Bush Defends Interrogations
Saturday, October 6, 2007
President Bush yesterday vigorously defended the government's efforts to detain and interrogate terrorism suspects, and he clashed with Democratic lawmakers over whether he has properly disclosed information about the classified program.
Bush used a brief photo opportunity in the Oval Office yesterday morning to renew his assertions that the United States "does not torture people" and sticks to U.S. law and its international obligations. The comments followed the disclosure by the New York Times of secret Justice Department memos authorizing harsh CIA interrogation techniques, such as head slapping, frigid temperatures and simulated drowning. The memos said such tactics do not violate U.S. or international law.
"The techniques that we use have been fully disclosed to appropriate members of the United States Congress," Bush told reporters. "The American people expect their government to take action to protect them from further attack. And that's exactly what this government is doing, and that's exactly what we'll continue to do."
CIA Director Michael V. Hayden, responding to the Times article in a memo to agency employees yesterday, disputed the suggestion that the Justice Department opinion opened the door to harsher interrogation practices. He described the CIA's interrogation program as "small, carefully run and highly productive."
"Fewer than 100 hardened terrorists have gone through the program since it began in 2002, and, of those, less than a third have required any special methods of questioning," Hayden wrote. A copy of the memo was obtained by The Washington Post.
The agency took custody of only terrorism suspects who were believed to have potential information about future attacks or inside knowledge of al-Qaeda's inner workings, and agency officials stayed well within U.S. and international guidelines in their interrogation practices, Hayden said. "We do not torture," he said. "The American people expect us to meet threats to their safety and security, but to do so in keeping with the laws of our nation."
Bush's statement that Congress has been briefed on the interrogation tactics drew a swift and angry reaction from Sen. John D. Rockefeller IV (D-W.Va.), chairman of the Senate intelligence committee.

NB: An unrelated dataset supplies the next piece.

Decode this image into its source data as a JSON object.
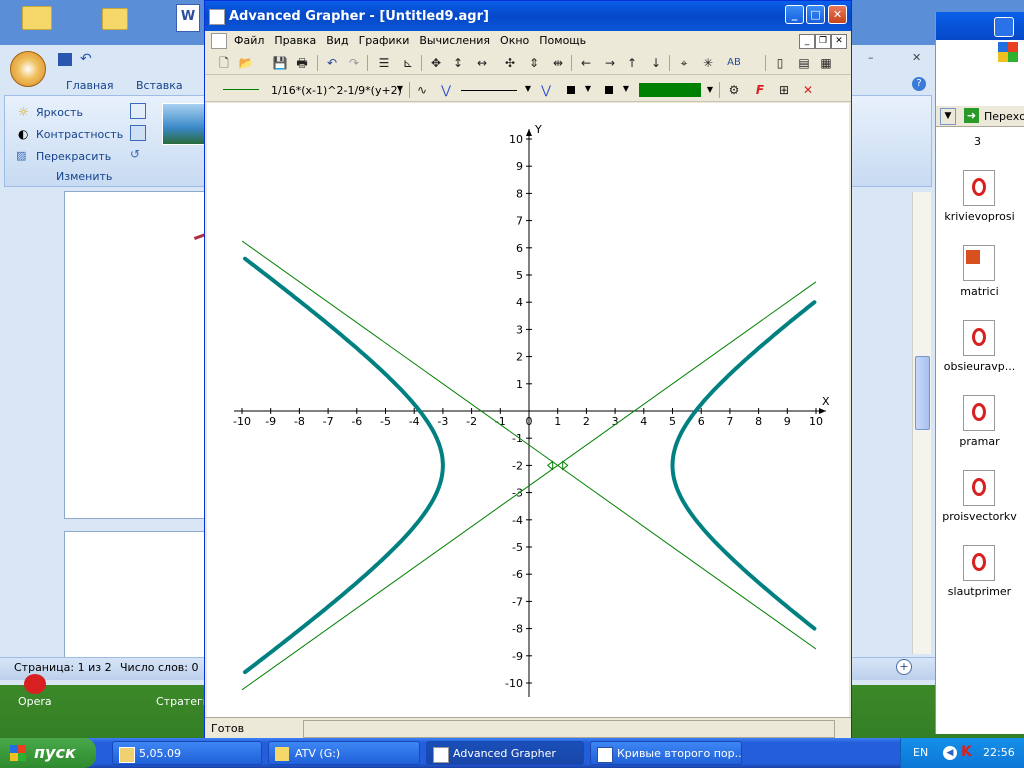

"The administration can't have it both ways," Rockefeller said in a statement. "I'm tired of these games. They can't say that Congress has been fully briefed while refusing to turn over key documents used to justify the legality of the program."
Rockefeller sent a letter Thursday to acting Attorney General Peter D. Keisler demanding copies of all Justice Department opinions analyzing the legality of the CIA's interrogation program. Another Senate leader, Armed Services Committee Chairman Carl M. Levin (D-Mich.), demanded a copy of a separate Justice Department memo, a 2003 document offering a legal justification for the military interrogation of unlawful combatants outside the United States.
The Bush administration has refused to turn over the documents, contending that their disclosure would give terrorist groups too much information about U.S. interrogation tactics. One exception came in December 2004, when the Justice Department released a memo decrying torture as "abhorrent" and defining it as acts that "inflict severe physical or mental pain or suffering."
Staff writer Dan Eggen contributed to this report.